■ Problem to solve
Copy out each line featuring the string "your" from the entries beneath.

>>>>

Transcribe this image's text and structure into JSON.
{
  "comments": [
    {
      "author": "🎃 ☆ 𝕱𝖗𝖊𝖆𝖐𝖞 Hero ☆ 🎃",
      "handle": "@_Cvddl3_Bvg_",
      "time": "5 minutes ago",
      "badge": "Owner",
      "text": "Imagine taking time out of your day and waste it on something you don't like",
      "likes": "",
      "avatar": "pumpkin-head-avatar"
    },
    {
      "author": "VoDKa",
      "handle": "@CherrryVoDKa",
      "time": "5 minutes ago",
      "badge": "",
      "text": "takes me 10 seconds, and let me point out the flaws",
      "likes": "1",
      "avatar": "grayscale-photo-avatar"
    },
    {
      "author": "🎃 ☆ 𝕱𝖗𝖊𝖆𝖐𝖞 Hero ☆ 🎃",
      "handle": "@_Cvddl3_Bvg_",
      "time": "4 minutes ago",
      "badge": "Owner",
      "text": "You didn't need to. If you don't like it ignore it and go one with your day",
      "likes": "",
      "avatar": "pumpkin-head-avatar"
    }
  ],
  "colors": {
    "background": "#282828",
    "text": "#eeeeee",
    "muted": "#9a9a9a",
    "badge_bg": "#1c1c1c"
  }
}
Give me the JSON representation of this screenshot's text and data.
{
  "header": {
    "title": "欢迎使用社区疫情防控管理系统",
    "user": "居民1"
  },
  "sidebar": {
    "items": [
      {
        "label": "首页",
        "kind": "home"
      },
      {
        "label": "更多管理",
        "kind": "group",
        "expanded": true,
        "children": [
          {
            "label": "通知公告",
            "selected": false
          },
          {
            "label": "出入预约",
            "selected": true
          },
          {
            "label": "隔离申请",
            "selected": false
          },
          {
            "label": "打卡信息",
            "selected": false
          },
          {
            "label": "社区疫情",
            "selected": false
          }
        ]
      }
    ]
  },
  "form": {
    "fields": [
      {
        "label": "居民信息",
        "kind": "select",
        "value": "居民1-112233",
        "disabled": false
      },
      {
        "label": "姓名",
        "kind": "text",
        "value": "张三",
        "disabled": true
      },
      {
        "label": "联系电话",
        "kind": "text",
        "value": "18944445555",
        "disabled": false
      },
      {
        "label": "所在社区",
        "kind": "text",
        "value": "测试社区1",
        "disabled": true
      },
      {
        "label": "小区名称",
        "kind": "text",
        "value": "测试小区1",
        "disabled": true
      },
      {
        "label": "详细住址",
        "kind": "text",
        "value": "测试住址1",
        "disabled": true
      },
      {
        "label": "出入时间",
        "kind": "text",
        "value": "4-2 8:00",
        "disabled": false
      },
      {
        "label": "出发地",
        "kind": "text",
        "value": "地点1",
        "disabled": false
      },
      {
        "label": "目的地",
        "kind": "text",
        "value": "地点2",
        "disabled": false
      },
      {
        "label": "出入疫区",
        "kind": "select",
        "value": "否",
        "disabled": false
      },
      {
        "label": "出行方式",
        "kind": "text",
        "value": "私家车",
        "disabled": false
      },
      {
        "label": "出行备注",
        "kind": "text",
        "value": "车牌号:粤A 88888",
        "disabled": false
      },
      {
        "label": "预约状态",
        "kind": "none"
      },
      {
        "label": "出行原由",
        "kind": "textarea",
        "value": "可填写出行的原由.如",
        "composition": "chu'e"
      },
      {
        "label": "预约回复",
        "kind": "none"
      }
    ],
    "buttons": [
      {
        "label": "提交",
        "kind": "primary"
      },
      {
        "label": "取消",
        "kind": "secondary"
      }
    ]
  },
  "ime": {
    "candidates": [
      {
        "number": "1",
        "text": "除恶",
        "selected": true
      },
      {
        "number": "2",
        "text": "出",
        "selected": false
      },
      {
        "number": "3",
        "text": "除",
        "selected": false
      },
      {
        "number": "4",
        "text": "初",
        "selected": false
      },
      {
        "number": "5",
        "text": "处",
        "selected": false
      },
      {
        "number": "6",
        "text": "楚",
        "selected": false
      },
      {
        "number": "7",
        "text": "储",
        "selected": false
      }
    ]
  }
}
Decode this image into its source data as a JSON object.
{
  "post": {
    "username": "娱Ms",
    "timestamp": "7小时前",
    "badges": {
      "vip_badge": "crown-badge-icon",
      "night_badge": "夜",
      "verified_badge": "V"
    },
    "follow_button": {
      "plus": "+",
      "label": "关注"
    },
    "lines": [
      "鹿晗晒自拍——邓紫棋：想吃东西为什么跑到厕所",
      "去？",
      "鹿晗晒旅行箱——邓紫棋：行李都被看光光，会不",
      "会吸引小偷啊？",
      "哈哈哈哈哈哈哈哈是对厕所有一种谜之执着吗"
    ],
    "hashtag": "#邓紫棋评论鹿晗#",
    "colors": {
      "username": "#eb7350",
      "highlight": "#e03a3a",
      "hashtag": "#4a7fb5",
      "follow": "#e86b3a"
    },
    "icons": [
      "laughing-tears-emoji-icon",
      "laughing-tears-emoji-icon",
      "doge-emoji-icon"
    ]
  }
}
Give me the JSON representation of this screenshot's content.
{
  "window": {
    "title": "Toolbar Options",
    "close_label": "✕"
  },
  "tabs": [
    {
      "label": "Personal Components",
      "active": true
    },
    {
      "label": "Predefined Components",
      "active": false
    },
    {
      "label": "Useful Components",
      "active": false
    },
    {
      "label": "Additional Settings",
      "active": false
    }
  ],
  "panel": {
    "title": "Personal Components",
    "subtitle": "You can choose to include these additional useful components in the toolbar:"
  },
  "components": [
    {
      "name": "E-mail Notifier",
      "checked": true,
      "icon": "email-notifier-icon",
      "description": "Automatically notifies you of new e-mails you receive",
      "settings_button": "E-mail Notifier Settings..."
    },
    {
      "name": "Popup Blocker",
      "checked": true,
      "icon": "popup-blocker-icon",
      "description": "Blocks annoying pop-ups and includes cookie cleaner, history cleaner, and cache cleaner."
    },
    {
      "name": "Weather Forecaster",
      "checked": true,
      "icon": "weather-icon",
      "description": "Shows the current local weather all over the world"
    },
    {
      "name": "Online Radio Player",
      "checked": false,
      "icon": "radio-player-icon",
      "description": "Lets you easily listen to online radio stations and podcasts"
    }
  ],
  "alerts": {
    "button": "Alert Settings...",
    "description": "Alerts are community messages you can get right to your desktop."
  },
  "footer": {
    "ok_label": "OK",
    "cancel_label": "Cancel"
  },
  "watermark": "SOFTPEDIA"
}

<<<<

■ Exercise solution
      "text": "Imagine taking time out of your day and waste it on something you don't like",
      "text": "You didn't need to. If you don't like it ignore it and go one with your day",
    "description": "Alerts are community messages you can get right to your desktop."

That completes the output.